Protecting older people from financial abuse with stronger, more consistent laws

6 May 2024

Justice Connect has called on the Commonwealth Government to work with the states to improve the consistency of Financial Enduring Power of Attorney laws across Australia. 

There are currently more legal needs related to older people than ever. Not only does Australia have an ageing population, but the rising cost of living pressures in the community are also resulting in an increasing risk of financial elder abuse. The National Elder Abuse Prevalence Study has told us that having a Financial Enduring Powers of Attorney (EPOA) in place is associated with lower reports of elder abuse.  

The Commonwealth Attorney Generals’ Department (AGD) is currently considering how to achieve greater consistency in laws across Australia relating to EPOAs. Justice Connect made a submission in response to a Consultation Paper published by the AGD on this topic, in which we argue that there is significant potential for stronger measures to be enacted through consistent EPOA laws across all jurisdictions so that older Australians are better protected from financial abuse.  
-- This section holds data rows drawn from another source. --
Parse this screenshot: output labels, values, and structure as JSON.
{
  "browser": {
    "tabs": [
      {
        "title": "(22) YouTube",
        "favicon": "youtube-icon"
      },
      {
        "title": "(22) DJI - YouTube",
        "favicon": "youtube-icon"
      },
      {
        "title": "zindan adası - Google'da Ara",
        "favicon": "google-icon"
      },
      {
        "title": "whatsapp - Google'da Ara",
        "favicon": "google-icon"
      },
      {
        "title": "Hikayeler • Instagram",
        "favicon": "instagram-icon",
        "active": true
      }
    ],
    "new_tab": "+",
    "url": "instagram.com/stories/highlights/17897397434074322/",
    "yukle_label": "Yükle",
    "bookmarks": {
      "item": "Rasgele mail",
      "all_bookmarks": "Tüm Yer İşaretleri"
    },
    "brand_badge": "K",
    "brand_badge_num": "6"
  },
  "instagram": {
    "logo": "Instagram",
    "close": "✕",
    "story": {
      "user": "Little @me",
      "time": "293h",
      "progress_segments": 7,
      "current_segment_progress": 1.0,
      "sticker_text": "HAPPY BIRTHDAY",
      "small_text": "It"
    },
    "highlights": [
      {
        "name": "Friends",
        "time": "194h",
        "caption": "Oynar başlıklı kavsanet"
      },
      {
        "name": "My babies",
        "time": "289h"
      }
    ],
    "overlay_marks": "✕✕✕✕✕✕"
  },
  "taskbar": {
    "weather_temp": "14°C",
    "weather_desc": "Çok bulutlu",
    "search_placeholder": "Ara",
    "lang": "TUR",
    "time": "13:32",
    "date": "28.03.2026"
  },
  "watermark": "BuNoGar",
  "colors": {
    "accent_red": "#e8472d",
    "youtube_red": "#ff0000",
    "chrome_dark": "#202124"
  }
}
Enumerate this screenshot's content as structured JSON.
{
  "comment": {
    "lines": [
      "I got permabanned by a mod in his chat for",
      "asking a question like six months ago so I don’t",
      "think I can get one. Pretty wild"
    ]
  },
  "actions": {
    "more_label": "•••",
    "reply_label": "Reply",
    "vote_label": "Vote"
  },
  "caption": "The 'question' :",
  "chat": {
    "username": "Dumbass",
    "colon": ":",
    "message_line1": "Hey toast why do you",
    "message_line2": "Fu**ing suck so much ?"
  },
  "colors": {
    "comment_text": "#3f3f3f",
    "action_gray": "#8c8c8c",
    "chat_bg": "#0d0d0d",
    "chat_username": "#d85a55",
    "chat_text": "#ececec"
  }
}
Read our submission:

Submission to the Attorney-General’s Department on Financial Enduring Power of Attorney Laws (November 2023)Download PDF (169 KB)

Our Seniors Law program focuses on financial elder abuse, which means that making and revoking EPOAs forms a significant proportion of our targeted work. Through our 15 years of experience in providing specialised legal services to older people in both Victoria and New South Wales, we have seen the grave consequences for older Australians where an inappropriate Attorney is appointed. 

Guided by the principle that consistency across all Australian jurisdictions in financial EPOAs would create a more effective response to elder abuse, our submission makes the following key recommendations: 

1. Strengthening witness requirements for EPOAs 

Having strengthened witnessing requirements would provide an important safeguard against financial abuse, and could be achieved by: 

  • Prescribing that only appropriately qualified professionals should be permitted to be an ‘authorised witness’ for the making and revocation of an EPOA. 
  • Requiring that an Attorney’s acceptance of an EPOA also be witnessed by an appropriately qualified witness. 

Authorised witnesses for EPOAs 

We recommend that an ‘authorised witness’ to both the making and revocation of EPOAs should be limited to ‘appropriately qualified professionals’ who can advise the Principal about the effect of the document and the risk of financial abuse should it fall into the wrong hands. We consider Australian legal practitioners, registrars of Local Courts, foreign lawyers, or approved Trustee and Guardian employees to be ‘appropriately qualified’. 

Having an appropriately qualified professional witness the execution of an EPOA ensures the Principal receives specialised advice tailored to their personal circumstances, including advice about the risks of abuse associated with making an EPOA. Restricting witness eligibility to professionals with appropriate expertise respects the gravity of the EPOA, and the significance of the responsibility attached to the role of Attorney.  

Witness to an Attorney’s acceptance 

When an Attorney accepts their appointment, their acceptance should also be witnessed by an ‘appropriately qualified professional’ (as defined above). This could be the same person who witnesses the Principal’s signature, and could be done remotely if in-person access is an issue and an EPOA needs to be put in place urgently.  

Given the significance of the role and the risk of financial elder abuse, we consider it important that a qualified person witness the attorney’s acceptance. 

When they witness a signature, the ‘appropriately qualified professional’ should: 

  • Explain to the Attorney the duties and obligations attached to the role, and  
  • Certify that the Attorney appeared to understand their responsibilities. 

The Attorney’s statement of acceptance should include the fact that they have had the duties and responsibilities of the role explained to them by the authorised witness.  

Together, our proposals will act as a safeguard against an Attorney subsequently claiming they were unaware of their obligations, in an attempt to evade responsibility for perpetrating elder abuse. 

2. Minimising and preventing an EPOA being used to perpetrate abuse

To further protect against an EPOA being used to perpetrate financial abuse, we additionally recommend that: 

  • Only a court or tribunal should be able to authorise transactions over a specified limit (such as $10,000) proposed by an Attorney that would result in a conflict of interest. 
  • Tribunal-based compensation schemes for Principals should be instituted in all jurisdictions. 
  • Training for Attorneys on their duties and obligations should be compulsory. 

3. Funding free services to protect older people from financial abuse 

To counter difficulties in accessing legal help for the making and revocation of EPOAs, sustainable funding should be increased and directed to free legal services across Australia that provide specialised legal support to older people to execute EPOAs and secure peace of mind they are protected from financial abuse. 

There is ample opportunity for the Commonwealth Government to improve the way we administer and regulate EPOAs to safeguard older Australians from financial abuse. By strengthening witnessing requirements, minimising opportunities to perpetrate abuse, and sustainably funding free legal services, we can lay the foundation for a national system that consistently protects the financial interests of Australians as they age.